A documentary by Paul Hunt and Julie Kauffmann about ‘grassroots horror’ – which has been around in America since the 1960s at least, and had a heyday in the 1970s and ‘80s thanks to the filmmakers celebrated in Stephen Thrower’s Nightmare USA. Of course, with the rise of affordable video equipment, there has been a mushroom growth of hand-to-mouth horror movie production … the kind of kids who might once have formed a garage band that rehearsed but never gigged or put on a play with their friends can now make films and see them get something like a release.
Of course, it’s still not easy – the de facto lead of the film is auteur Mike Lombardo, who we see struggling to get through a day of shooting on The Stall (characters puking blood in bathrooms seems to be a recurring theme in grassroots horror) while racked with doubts about the project, frustrated by tehcnical shortcomings and distracted by family woes. Also featured are filmmakers Jeremiah Kipp (Slapface – one of this year’s best FrightFest selections), Paula Helfley (Movie Monster Insurance), Thomas Norman (Gitchy), Julie Ufema (Caveat – not the one from FrightFest last year), plus pundit Michael Gingold and academic Noel Carroll. Some folks hawk whatever they’re making, others play up to the stereotype of alienated horror fan – and one or two are clear-eyed about what they’re trying to do.

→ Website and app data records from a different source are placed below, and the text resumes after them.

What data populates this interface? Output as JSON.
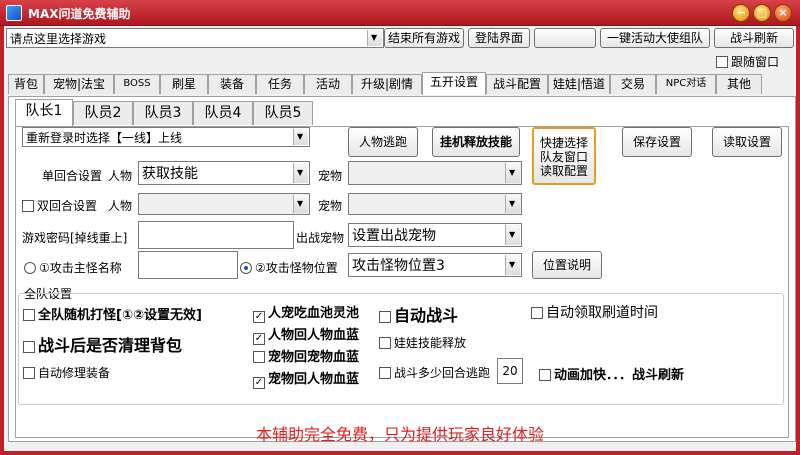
{
  "window": {
    "title": "MAX问道免费辅助",
    "min": "−",
    "max": "□",
    "close": "×"
  },
  "toolbar": {
    "game_select": "请点这里选择游戏",
    "end_all": "结束所有游戏",
    "login_ui": "登陆界面",
    "blank": "",
    "team_envoy": "一键活动大使组队",
    "battle_refresh": "战斗刷新",
    "follow_window": "跟随窗口"
  },
  "tabs": [
    "背包",
    "宠物|法宝",
    "BOSS",
    "刷星",
    "装备",
    "任务",
    "活动",
    "升级|剧情",
    "五开设置",
    "战斗配置",
    "娃娃|悟道",
    "交易",
    "NPC对话",
    "其他"
  ],
  "active_tab": "五开设置",
  "subtabs": [
    "队长1",
    "队员2",
    "队员3",
    "队员4",
    "队员5"
  ],
  "settings": {
    "relogin_combo": "重新登录时选择【一线】上线",
    "escape_btn": "人物逃跑",
    "hangup_btn": "挂机释放技能",
    "quick_select": "快捷选择\n队友窗口\n读取配置",
    "save_btn": "保存设置",
    "load_btn": "读取设置",
    "single_round_label": "单回合设置",
    "char_label": "人物",
    "char_combo": "获取技能",
    "pet_label": "宠物",
    "pet_combo": "",
    "double_round": "双回合设置",
    "char_label2": "人物",
    "char_combo2": "",
    "pet_label2": "宠物",
    "pet_combo2": "",
    "password_label": "游戏密码[掉线重上]",
    "password_value": "",
    "out_pet_label": "出战宠物",
    "out_pet_combo": "设置出战宠物",
    "attack_name_radio": "①攻击主怪名称",
    "attack_name_value": "",
    "attack_pos_radio": "②攻击怪物位置",
    "attack_pos_combo": "攻击怪物位置3",
    "pos_help_btn": "位置说明"
  },
  "team": {
    "group_label": "全队设置",
    "random_attack": "全队随机打怪[①②设置无效]",
    "clear_bag": "战斗后是否清理背包",
    "auto_repair": "自动修理装备",
    "human_pet_hp": "人宠吃血池灵池",
    "human_hp": "人物回人物血蓝",
    "pet_hp": "宠物回宠物血蓝",
    "pet_human_hp": "宠物回人物血蓝",
    "auto_battle": "自动战斗",
    "doll_skill": "娃娃技能释放",
    "escape_rounds": "战斗多少回合逃跑",
    "escape_rounds_value": "20",
    "auto_collect": "自动领取刷道时间",
    "anim_speed": "动画加快．．．战斗刷新"
  },
  "footer": "本辅助完全免费，只为提供玩家良好体验"
}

It’s an issue that a lot of grassroots horror is as hard to watch as it was to make, and you get a sense that the only way any of these movies would get shown at FrightFest – a festival which once programmed Bubba’s Chili Parlor – is in tiny snippets in the context of this doc. It’s not quite as essential as American Movie or Clapboard Jungle, which gain from being narrow-focused, but it’s breezily odd enough. I could still do without seeing another puking-blood-in-a-bathroom movie, though.